The music of songbirds is among the most remarkable sounds in the natural world. Yet biologists have yet to decipher the evolutionary purpose and function of these beautiful marvels of nature. Do the songs of songbirds exist solely for the birds’ own lighthearted pleasure? Or is there something more complex taking place in those mysterious noises that we have yet to discover?
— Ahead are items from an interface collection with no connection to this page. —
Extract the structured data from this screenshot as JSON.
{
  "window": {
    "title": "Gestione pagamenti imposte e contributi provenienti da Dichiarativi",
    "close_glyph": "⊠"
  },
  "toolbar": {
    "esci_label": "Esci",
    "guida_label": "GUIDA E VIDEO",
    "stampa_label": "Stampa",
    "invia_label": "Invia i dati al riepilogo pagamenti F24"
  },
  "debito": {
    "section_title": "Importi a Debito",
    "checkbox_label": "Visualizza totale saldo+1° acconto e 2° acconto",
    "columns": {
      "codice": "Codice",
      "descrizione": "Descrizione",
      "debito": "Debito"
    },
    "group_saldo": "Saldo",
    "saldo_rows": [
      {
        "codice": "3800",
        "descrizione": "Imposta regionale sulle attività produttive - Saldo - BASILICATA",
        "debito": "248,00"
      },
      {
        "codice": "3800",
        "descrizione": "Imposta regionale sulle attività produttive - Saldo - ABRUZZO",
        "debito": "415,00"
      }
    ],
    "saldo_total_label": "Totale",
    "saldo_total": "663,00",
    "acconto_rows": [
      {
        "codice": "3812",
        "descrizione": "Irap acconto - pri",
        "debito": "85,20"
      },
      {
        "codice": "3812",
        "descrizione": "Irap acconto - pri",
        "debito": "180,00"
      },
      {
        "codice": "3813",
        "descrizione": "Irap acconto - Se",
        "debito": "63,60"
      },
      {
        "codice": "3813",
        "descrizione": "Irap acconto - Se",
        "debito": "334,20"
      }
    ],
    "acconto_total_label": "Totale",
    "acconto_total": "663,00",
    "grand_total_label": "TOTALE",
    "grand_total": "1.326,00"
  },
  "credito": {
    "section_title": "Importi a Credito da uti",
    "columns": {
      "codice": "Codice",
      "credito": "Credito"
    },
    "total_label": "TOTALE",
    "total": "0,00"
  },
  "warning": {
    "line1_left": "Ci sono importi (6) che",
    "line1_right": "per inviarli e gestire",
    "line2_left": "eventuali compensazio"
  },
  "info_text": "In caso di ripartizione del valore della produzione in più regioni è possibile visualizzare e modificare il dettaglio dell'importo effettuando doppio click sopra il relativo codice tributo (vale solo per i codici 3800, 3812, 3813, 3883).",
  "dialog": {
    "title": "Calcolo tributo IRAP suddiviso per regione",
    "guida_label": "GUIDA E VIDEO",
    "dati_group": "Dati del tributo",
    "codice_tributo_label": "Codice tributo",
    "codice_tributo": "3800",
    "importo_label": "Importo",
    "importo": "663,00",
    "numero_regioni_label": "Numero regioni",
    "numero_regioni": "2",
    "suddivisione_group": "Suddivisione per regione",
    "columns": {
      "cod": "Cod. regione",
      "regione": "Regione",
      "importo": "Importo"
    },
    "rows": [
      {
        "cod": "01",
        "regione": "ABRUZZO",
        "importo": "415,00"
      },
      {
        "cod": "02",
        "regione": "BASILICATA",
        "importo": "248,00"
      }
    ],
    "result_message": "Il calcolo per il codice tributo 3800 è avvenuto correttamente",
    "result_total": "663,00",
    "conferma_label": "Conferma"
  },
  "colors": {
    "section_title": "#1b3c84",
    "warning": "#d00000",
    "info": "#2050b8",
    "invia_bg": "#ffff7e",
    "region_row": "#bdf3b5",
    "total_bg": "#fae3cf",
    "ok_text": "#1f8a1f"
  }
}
In a recent feature in her blog Brain Pickings, Maria Popova points to musician David Byrne who writes in his book How Music Works of some “scientifically controversial theories suggesting that music is a spontaneous rather than adaptive phenomenon and birds sing simply because they enjoy singing.” Which is exactly where philosopher and jazz musician David Rothenberg enters the picture. In his brilliant book Why Birds Sing: A Journey Into The Mystery Of Bird Song, Rothenberg explores the astonishing richness of birdsong, and the aesthetic and a scientific mysteries embedded within. The following is a summary of the book: “Evolutionists have never been able to completely explain why birdsong is so inventive and why many species devote so many hours to singing. The standard explanations of defending territories and attracting mates don’t begin to account for the variety and energy that the commonest birds exhibit. Is it possible that birds sing because they like to? This seemingly naive explanation is starting to look more and more like the truth. ‘Why Birds Sing’ is a lyric exploration of birdsong that blends the latest scientific research with a deep understanding of musical beauty and form. Drawing on conversations with neuroscientists, ecologists, and composers, it is the first book to investigate the elusive question of why birds sing and what their song means to both avian and human ears. Whether playing his clarinet with the whitecrested laughing thrush in Pittsburgh, or jamming in the Australian winter breeding grounds of the Albert’s lyrebird, Rothenberg immerses himself in the heart and soul of birdsong. He approaches the subject as a naturalist, philosopher, musician, and investigator. An intimate look at the most lovely of natural phenomena, and now with a CD with over one hour of music and birdsong, ‘Why Birds Sing’ is a beautifully written exploration of a phenomenon that’s at once familiar and profoundly alien.”
You can purchase your own copy of Rothenberg’s extraordinary 2006 book Why Birds Sing on Amazon, and to learn more you can visit the book’s website at WhyBirdsSing.com. In closing her article, Popova writes about the 2007 BBC documentary Why Birds Sing which pits “the two leading explanations evolutionary biologists have of why birds sing — to attract mates and repel rivals — against Rothenberg’s theories of pleasure-driven bird song.” You can watch it in full below (part 1 of 6) and to learn more about the documentary you can visit BrainPickings.org. You can also check out Rothenberg’s blog DavidRothenberg.wordpress.com.